◆ ASSIGNMENT ◆
Please copy every line below that contains the string "indent".

◆ DATASET EXTRACT ◆
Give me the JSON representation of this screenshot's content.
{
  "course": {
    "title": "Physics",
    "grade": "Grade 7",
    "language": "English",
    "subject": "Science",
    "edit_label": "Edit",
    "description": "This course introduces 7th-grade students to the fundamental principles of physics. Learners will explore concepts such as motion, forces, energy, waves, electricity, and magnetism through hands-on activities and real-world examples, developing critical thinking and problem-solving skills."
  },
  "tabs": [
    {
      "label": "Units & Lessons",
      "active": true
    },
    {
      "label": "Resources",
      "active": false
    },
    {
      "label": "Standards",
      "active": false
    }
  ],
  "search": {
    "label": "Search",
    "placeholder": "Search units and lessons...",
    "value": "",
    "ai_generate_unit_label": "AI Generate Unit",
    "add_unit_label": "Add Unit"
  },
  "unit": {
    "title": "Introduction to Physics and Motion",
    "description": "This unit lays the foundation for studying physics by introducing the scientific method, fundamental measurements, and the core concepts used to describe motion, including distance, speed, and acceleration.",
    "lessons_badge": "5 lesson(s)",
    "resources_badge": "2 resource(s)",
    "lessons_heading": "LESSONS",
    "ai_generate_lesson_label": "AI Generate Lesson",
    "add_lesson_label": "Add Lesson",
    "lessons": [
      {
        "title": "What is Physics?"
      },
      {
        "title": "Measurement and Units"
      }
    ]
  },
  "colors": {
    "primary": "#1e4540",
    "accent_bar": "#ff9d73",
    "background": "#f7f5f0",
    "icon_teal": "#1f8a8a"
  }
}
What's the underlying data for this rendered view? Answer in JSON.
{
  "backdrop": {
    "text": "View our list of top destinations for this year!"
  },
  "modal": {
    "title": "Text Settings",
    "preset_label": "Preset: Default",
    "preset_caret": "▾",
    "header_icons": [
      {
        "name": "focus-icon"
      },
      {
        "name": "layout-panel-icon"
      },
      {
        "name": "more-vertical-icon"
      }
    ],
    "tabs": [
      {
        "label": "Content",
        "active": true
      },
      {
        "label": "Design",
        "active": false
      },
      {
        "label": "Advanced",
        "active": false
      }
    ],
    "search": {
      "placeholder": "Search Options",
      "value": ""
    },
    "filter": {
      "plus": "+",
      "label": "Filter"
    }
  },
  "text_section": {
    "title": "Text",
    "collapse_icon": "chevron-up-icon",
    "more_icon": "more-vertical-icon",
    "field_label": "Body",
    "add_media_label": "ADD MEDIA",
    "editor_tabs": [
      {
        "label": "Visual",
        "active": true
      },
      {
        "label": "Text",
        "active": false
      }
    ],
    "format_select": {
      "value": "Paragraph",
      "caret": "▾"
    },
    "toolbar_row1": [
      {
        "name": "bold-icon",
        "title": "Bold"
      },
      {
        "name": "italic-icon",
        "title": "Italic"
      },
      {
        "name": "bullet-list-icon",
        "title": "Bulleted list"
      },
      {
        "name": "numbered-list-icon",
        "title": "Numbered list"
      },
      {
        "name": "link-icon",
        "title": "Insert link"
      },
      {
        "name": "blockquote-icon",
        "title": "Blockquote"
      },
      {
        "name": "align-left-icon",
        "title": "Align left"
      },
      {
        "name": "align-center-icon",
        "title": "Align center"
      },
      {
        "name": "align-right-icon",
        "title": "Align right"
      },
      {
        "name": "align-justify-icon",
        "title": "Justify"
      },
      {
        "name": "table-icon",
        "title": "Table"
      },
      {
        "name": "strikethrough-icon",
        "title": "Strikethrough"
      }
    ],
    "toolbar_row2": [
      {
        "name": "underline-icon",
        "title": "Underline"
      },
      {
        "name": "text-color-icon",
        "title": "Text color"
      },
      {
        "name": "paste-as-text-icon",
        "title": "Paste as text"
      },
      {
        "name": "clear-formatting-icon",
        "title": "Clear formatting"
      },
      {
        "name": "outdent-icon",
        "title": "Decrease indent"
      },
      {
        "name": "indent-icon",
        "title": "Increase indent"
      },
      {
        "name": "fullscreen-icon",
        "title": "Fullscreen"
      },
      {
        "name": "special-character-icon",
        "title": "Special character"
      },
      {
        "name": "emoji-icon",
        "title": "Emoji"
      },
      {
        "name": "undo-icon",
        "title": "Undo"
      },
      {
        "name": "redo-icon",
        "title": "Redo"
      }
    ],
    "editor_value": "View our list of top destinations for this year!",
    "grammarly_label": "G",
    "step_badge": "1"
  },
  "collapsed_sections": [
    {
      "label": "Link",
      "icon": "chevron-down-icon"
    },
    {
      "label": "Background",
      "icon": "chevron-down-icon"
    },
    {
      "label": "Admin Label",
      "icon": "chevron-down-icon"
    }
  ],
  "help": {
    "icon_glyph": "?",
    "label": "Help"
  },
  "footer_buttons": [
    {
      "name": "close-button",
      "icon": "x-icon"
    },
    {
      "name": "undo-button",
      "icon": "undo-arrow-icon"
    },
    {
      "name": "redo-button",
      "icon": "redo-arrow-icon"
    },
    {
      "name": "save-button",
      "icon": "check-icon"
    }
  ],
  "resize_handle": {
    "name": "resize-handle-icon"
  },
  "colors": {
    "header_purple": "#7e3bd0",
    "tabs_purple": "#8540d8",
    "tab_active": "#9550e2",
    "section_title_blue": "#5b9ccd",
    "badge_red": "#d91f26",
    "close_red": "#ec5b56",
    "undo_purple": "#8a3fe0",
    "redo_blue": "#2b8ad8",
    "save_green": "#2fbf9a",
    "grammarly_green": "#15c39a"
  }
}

◆ RESPONSE TO THIS EXERCISE ◆
        "title": "Decrease indent"
        "name": "indent-icon",
        "title": "Increase indent"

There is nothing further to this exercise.